These problems while overcome by Nick and Peter resulting in the sensational movie Chicken Run are just some of the challenges of scaling up stop motion that all budding feature film makers will encounter on their journey to stardom.
Armature in Stop Motion

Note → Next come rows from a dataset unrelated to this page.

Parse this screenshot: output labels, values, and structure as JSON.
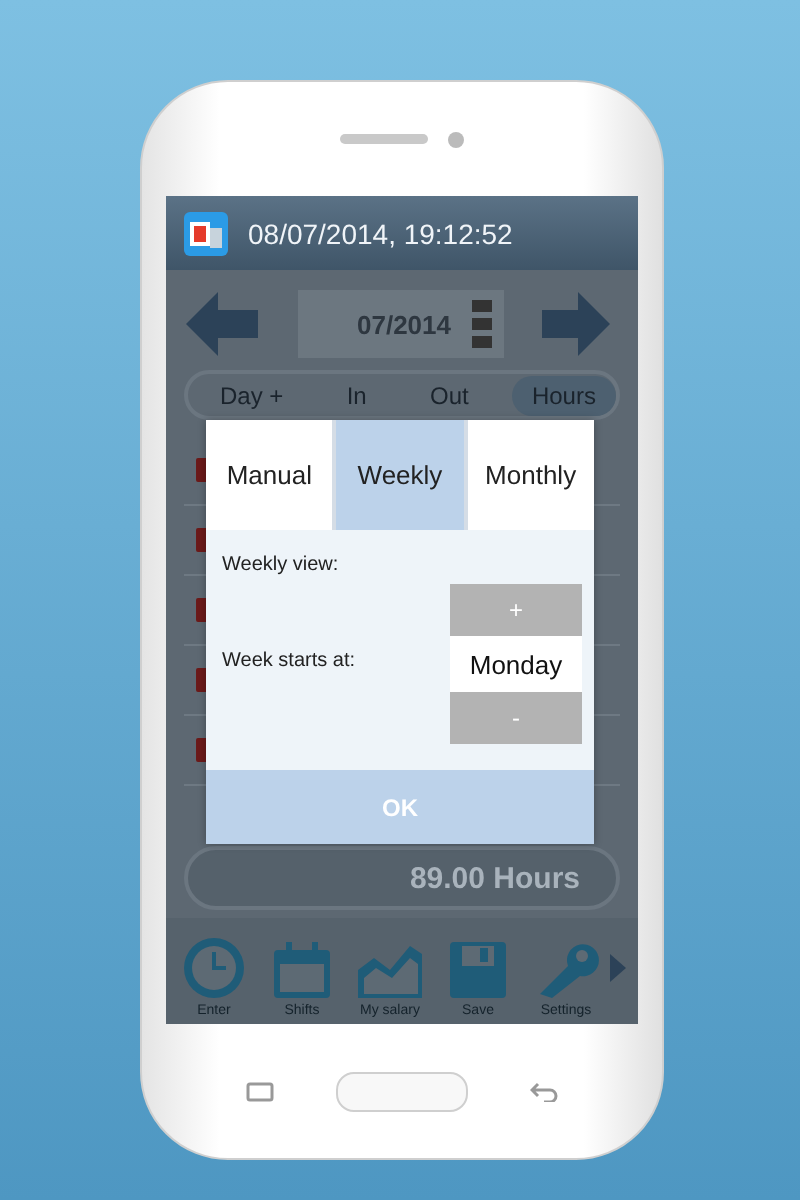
{
  "status": {
    "datetime": "08/07/2014, 19:12:52"
  },
  "month": {
    "value": "07/2014"
  },
  "columns": [
    {
      "label": "Day +",
      "highlighted": false
    },
    {
      "label": "In",
      "highlighted": false
    },
    {
      "label": "Out",
      "highlighted": false
    },
    {
      "label": "Hours",
      "highlighted": true
    }
  ],
  "total": "89.00 Hours",
  "toolbar": [
    {
      "label": "Enter",
      "kind": "clock"
    },
    {
      "label": "Shifts",
      "kind": "calendar"
    },
    {
      "label": "My salary",
      "kind": "chart"
    },
    {
      "label": "Save",
      "kind": "disk"
    },
    {
      "label": "Settings",
      "kind": "wrench"
    }
  ],
  "dialog": {
    "tabs": [
      {
        "label": "Manual",
        "selected": false
      },
      {
        "label": "Weekly",
        "selected": true
      },
      {
        "label": "Monthly",
        "selected": false
      }
    ],
    "fields": [
      {
        "kind": "heading",
        "label": "Weekly view:"
      },
      {
        "kind": "spinner",
        "label": "Week starts at:",
        "value": "Monday",
        "up": "+",
        "down": "-"
      }
    ],
    "ok": "OK"
  }
}
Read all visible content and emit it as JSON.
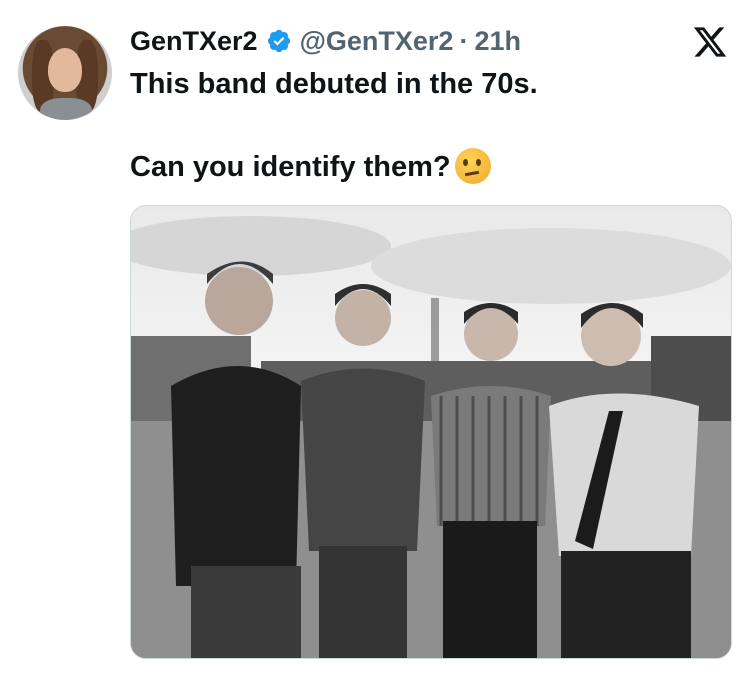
{
  "tweet": {
    "author": {
      "display_name": "GenTXer2",
      "handle": "@GenTXer2",
      "separator": "·",
      "time": "21h",
      "verified": true
    },
    "text_line1": "This band debuted in the 70s.",
    "text_line2": "Can you identify them?",
    "emoji": "thinking-face",
    "media": {
      "type": "photo",
      "description_icon": "band-photo"
    }
  },
  "colors": {
    "verified_blue": "#1d9bf0",
    "secondary_text": "#536471",
    "primary_text": "#0f1419",
    "border": "#cfd9de"
  }
}
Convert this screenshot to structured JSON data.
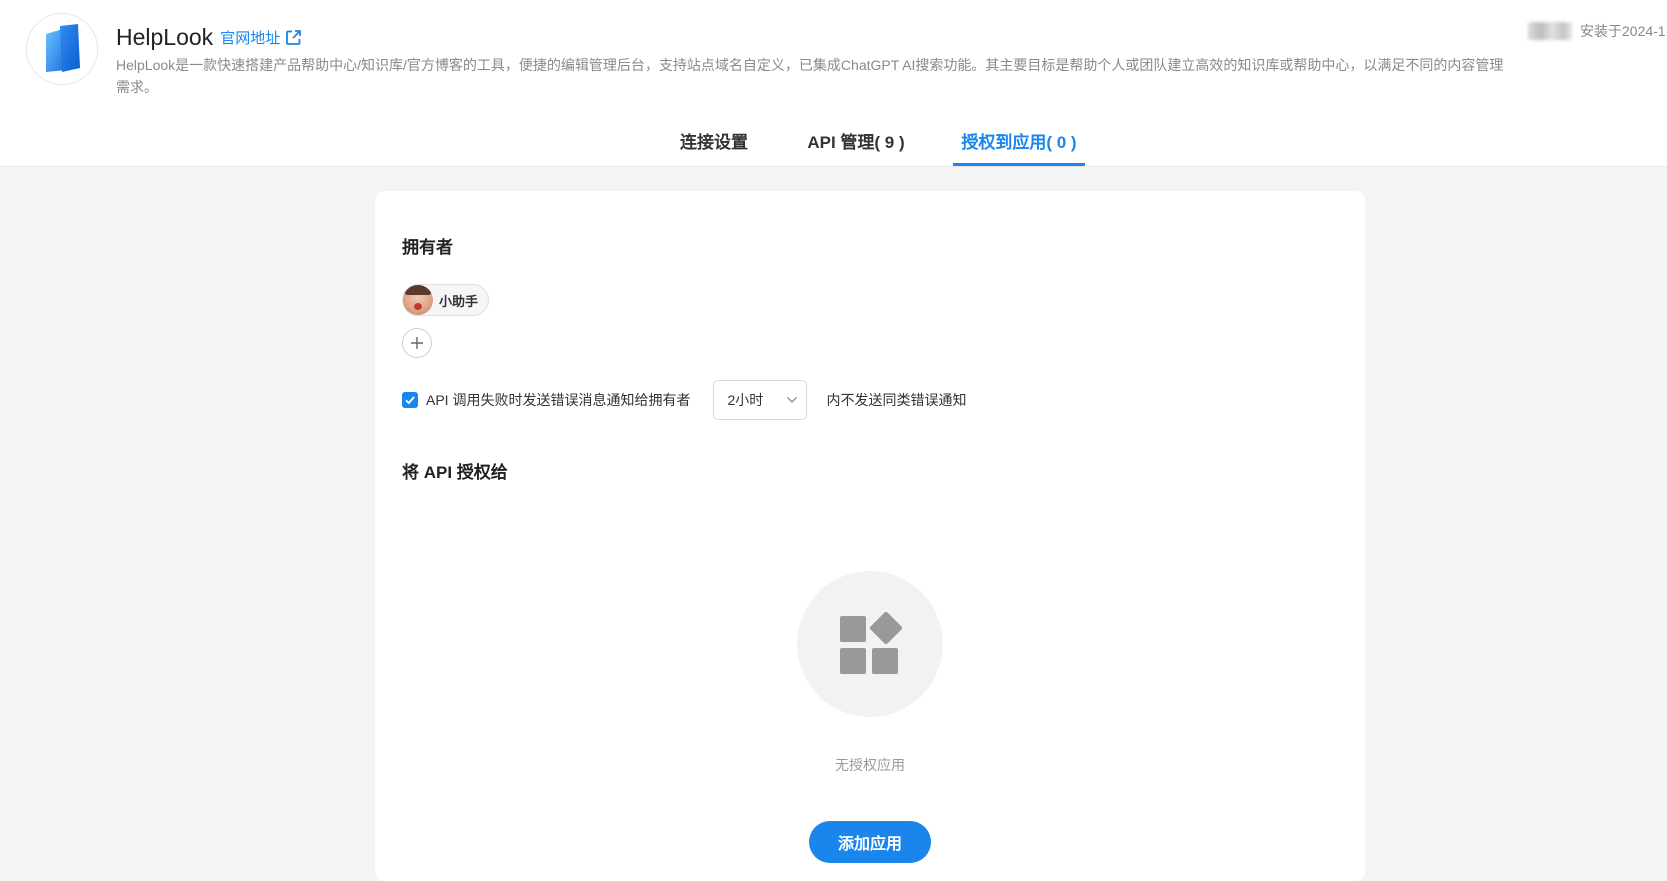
{
  "app": {
    "name": "HelpLook",
    "site_link_label": "官网地址",
    "description": "HelpLook是一款快速搭建产品帮助中心/知识库/官方博客的工具，便捷的编辑管理后台，支持站点域名自定义，已集成ChatGPT AI搜索功能。其主要目标是帮助个人或团队建立高效的知识库或帮助中心，以满足不同的内容管理需求。",
    "install_info": "安装于2024-1",
    "logo_colors": {
      "primary": "#1a85ea",
      "secondary": "#5ab8ff"
    }
  },
  "tabs": [
    {
      "label": "连接设置",
      "active": false
    },
    {
      "label": "API 管理( 9 )",
      "active": false
    },
    {
      "label": "授权到应用( 0 )",
      "active": true
    }
  ],
  "owners_section": {
    "title": "拥有者",
    "owners": [
      {
        "name": "小助手"
      }
    ]
  },
  "notify": {
    "checked": true,
    "label": "API 调用失败时发送错误消息通知给拥有者",
    "interval_selected": "2小时",
    "suffix": "内不发送同类错误通知"
  },
  "grant_section": {
    "title": "将 API 授权给",
    "empty_text": "无授权应用",
    "add_button_label": "添加应用"
  },
  "colors": {
    "accent": "#1a85ea"
  }
}
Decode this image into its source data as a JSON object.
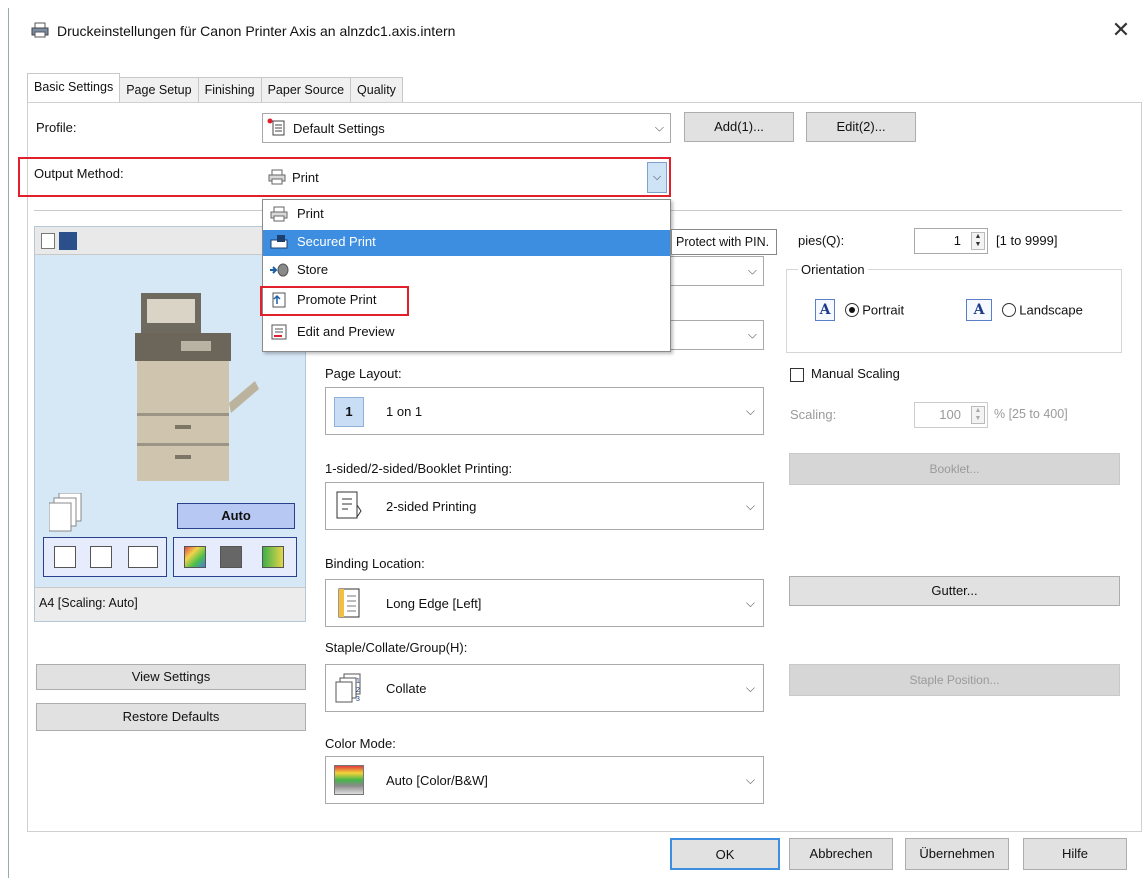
{
  "window": {
    "title": "Druckeinstellungen für Canon Printer Axis an alnzdc1.axis.intern",
    "close": "✕"
  },
  "tabs": [
    "Basic Settings",
    "Page Setup",
    "Finishing",
    "Paper Source",
    "Quality"
  ],
  "profile": {
    "label": "Profile:",
    "value": "Default Settings",
    "add": "Add(1)...",
    "edit": "Edit(2)..."
  },
  "output": {
    "label": "Output Method:",
    "value": "Print"
  },
  "dropdown": {
    "items": [
      "Print",
      "Secured Print",
      "Store",
      "Promote Print",
      "Edit and Preview"
    ],
    "selected_index": 1
  },
  "tooltip": "Protect with PIN.",
  "copies": {
    "label": "pies(Q):",
    "value": "1",
    "range": "[1 to 9999]"
  },
  "orientation": {
    "label": "Orientation",
    "portrait": "Portrait",
    "landscape": "Landscape",
    "portrait_icon": "A",
    "landscape_icon": "A"
  },
  "manual_scaling": {
    "label": "Manual Scaling",
    "checked": false
  },
  "scaling": {
    "label": "Scaling:",
    "value": "100",
    "range": "% [25 to 400]"
  },
  "booklet_btn": "Booklet...",
  "gutter_btn": "Gutter...",
  "staple_btn": "Staple Position...",
  "page_layout": {
    "label": "Page Layout:",
    "value": "1 on 1",
    "icon_text": "1"
  },
  "sided": {
    "label": "1-sided/2-sided/Booklet Printing:",
    "value": "2-sided Printing"
  },
  "binding": {
    "label": "Binding Location:",
    "value": "Long Edge [Left]"
  },
  "staple": {
    "label": "Staple/Collate/Group(H):",
    "value": "Collate"
  },
  "color_mode": {
    "label": "Color Mode:",
    "value": "Auto [Color/B&W]"
  },
  "preview": {
    "auto_btn": "Auto",
    "caption": "A4 [Scaling: Auto]"
  },
  "view_settings": "View Settings",
  "restore_defaults": "Restore Defaults",
  "footer": {
    "ok": "OK",
    "cancel": "Abbrechen",
    "apply": "Übernehmen",
    "help": "Hilfe"
  },
  "colors": {
    "highlight": "#3d8ee0",
    "red_outline": "#e0202a",
    "preview_bg": "#d6e7f6"
  }
}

Whether or not you need to use somre kind of armature in Stop motion depends on what is required of the character in question and on your budget. If you have your clay character moving around a lot and being quite athletic then you will definitely need to use some kind of armature. Using armature in stop motion is not necessary when someone is starting out but as you become more accomplished at stop motion and want to make more realistic looking and moving characters then Armature of some kind will definitely be of benefit. You will also find that if you are using clay for your claymation characters the most active ones will very soon become dirty and smudged from all the handling and will require constant smoothing and cleaning off. However, if you use some kind of armature in stop motion then you have an infinitely more flexible character. There are other benefits to using armature in stopmotion, such as your character will last longer and allow you to do more with it. It will also keep its shape longer and better than a simple unsupported clay character that will have to be smoothed and shaved if you unintentionally damage the shape thereby unintentionally changing the essence of the character.
So you have decided that you are ready to use armature in stop motion. The next thing you have to consider is your budget. The first thing you need to do is experiment with lengths of wire, pieces of balsa wood, foam and cloth material. At Aardman Studios they have a course on designing and building a stop motion character. They look at dozens of different materials as no method is set in stone and every character requires a different way of working.
Did you know in Aardmans “A close shave” they had three different sheep, all requiring a separate armature structure depending on the level of activity required from them. However all the sheep had legs made of twisted aluminium wire. Their feet were made from steel discs with holes to fit the legs into. Then their heads were moulded from fast cast resin. Something I have never used as I have has difficulty sourcing it. By the time the sheep were finished they had used glass beads, cocktail sticks, plastazote, a hard foam like material, aluminium mesh, maxi-plast rubber which had to be sculpted and baked, epoxy resin glue,foam and finally wool . Now that seems like an awful lot of work and that is the level of expertise required when making professional quality stop motion movies. However for beginners using armature in stop motion some wire will usually give a satisfactory result. Check out the following:
Of course you can always buy armature from online stop motion stores such as animationsupplies.net where you can choose from ready made aluminium armature which is ideal for beginners to the much more expensive professional studio armature with ball joints and sockets. They also have a product which is a hybrid of both and reasonably priced for beginners. The EZ Armature at £34.99 looks a pretty good starting point for anyone deciding to use armature in stop motion for the first time.